Family law is an area of law that deals with some of the most important and sensitive aspects of our lives, with the courts mainly getting involved only when there are disputes that need to be resolved. There are various legal regulations governing our family lives and the formation of adult relationships. This unit will enable you to understand and evaluate key aspects of family law including the distinction between marriage and cohabitation and their legal consequences. You will examine the key requirements for the formation of a valid marriage and civil partnership and how these relationships may become either void or voidable, leading to the possibility of a marriage being annulled. You will investigate how individuals may terminate their adult relationships and the financial consequences of a relationship breakdown. You will also examine the laws governing parenthood and parental responsibility and how the courts resolve disputes regarding children.
How is the course assessed?
There are no examinations. All units are internally marked and externally verified. For each unit, you will receive a pass, merit or distinction. You will be awarded a final grade gained through the successful achievement of individual units, although this may be subject to change once the new specification is released.
What will the course prepare me for?
This qualification aims to provide a highly specialist work-related qualification and gives learners the knowledge, understanding and skills that they need to prepare for employment in a law related environment. The skills you develop on this course will be relevant to a variety of roles including working in a firm of solicitors perhaps as a paralegal or a trainee legal executive. The course also lends itself to a variety of other roles including working in local government or other public services such as the police force.
This course will require you to undertake approximately three hours per week of independent study.
What materials will I need to provide?
A ring binder to contain your assignments. It will be useful to have dividers and plastic wallets. A4 lined note paper. Pens and highlighters.
How will I be taught?
You will be given the opportunity to utilise a variety of research and learning techniques. You will be introduced to the topic and you will then have the ability to see how the law works through case studies, video clips and educational visits to the Magistrates’ Court. There is also a strong focus on debates and discussions within the groups.
This course is for you if...
... you have a genuine interest in Law and would like to learn about this fascinating subject in depth, through the completion of assignments.
Your application starts here
What are the course requirements?
Four 9 – 4 (A*-C) grades at GCSE including a grade 4 (C) in GCSE English Language.
If you are interested in joining the College, we will arrange a meeting with an experienced subject counsellor who will help you choose a course programme that best suits your ambitions and achievements.
All entry requirement details are correct at the time of publication, however, the College may need to make some changes in the light of student demand, staff availability and external factors beyond the College's control.

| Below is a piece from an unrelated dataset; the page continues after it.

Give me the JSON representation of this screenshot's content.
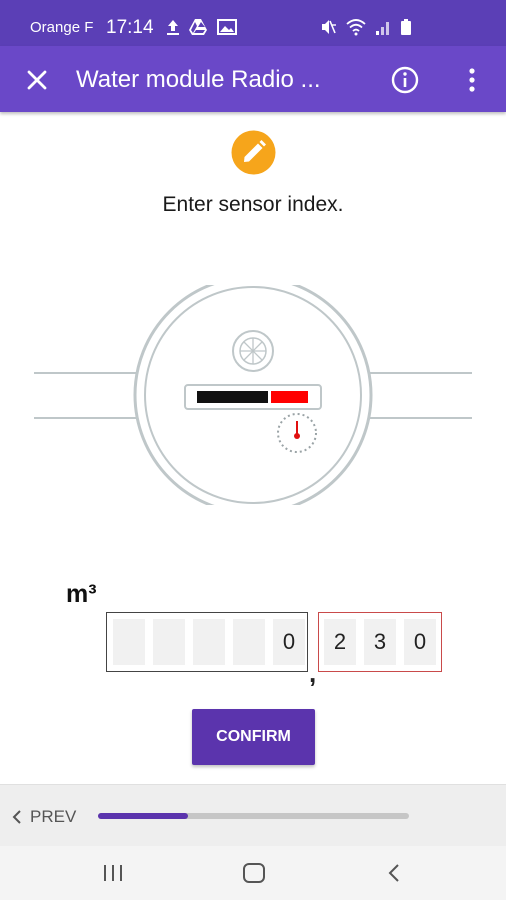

What skills do I need?
- Organisational skills
- Research skills – to research different areas of law
- Time- management skills – ability to work to deadlines
- Analytical skills – especially for those hoping to achieve merits and distinctions